═════ DATA EXCERPTS

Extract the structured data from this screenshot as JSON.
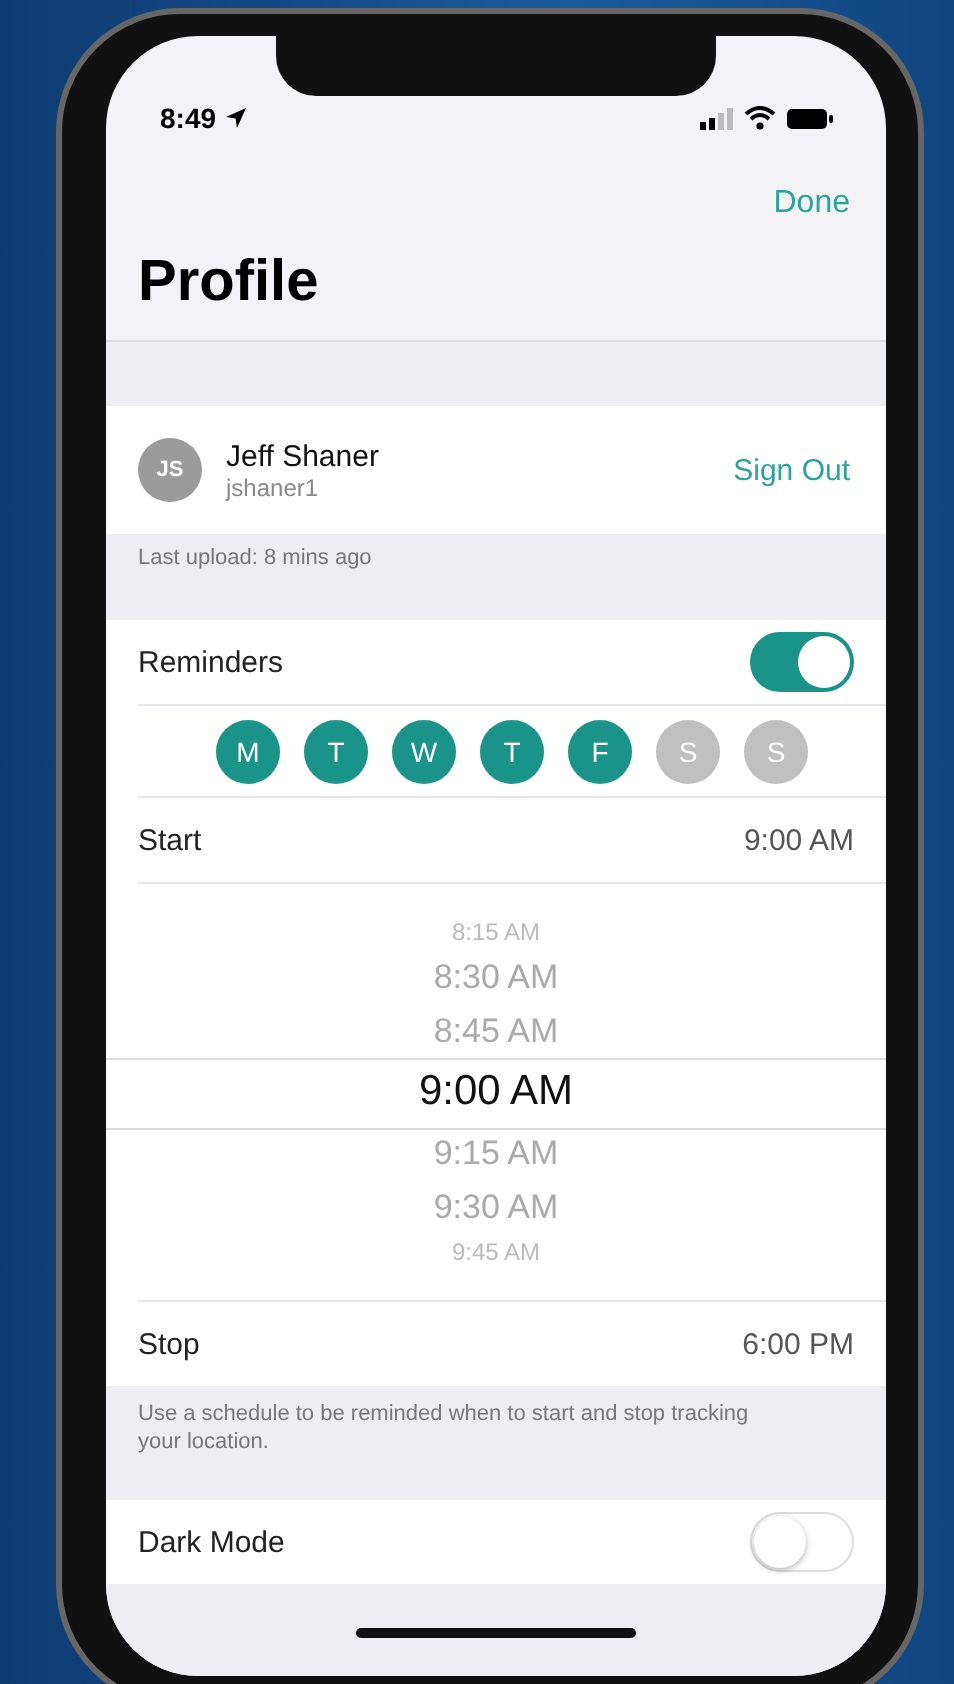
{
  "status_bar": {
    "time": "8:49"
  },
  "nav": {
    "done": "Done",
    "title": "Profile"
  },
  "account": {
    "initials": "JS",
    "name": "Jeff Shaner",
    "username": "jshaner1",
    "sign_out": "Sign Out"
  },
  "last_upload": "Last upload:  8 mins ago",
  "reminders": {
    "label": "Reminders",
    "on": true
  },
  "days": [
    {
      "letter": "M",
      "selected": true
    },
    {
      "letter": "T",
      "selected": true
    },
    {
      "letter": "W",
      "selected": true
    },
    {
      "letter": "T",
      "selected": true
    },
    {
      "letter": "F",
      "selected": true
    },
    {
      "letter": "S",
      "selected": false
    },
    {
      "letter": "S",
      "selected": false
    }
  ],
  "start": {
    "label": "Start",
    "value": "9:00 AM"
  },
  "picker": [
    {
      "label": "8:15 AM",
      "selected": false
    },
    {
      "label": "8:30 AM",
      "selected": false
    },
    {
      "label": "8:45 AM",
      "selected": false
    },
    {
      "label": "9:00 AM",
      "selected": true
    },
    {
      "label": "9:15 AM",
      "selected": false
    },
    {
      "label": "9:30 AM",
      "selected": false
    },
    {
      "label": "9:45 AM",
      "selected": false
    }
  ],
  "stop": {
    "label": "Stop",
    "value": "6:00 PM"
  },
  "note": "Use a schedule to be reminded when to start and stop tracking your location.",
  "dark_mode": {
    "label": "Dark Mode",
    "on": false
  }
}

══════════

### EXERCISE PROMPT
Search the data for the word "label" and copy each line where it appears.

### ANSWER BOX
    "label": "Reminders",
    "label": "Start",
      "label": "8:15 AM",
      "label": "8:30 AM",
      "label": "8:45 AM",
      "label": "9:00 AM",
      "label": "9:15 AM",
      "label": "9:30 AM",
      "label": "9:45 AM",
    "label": "Stop",
    "label": "Dark Mode",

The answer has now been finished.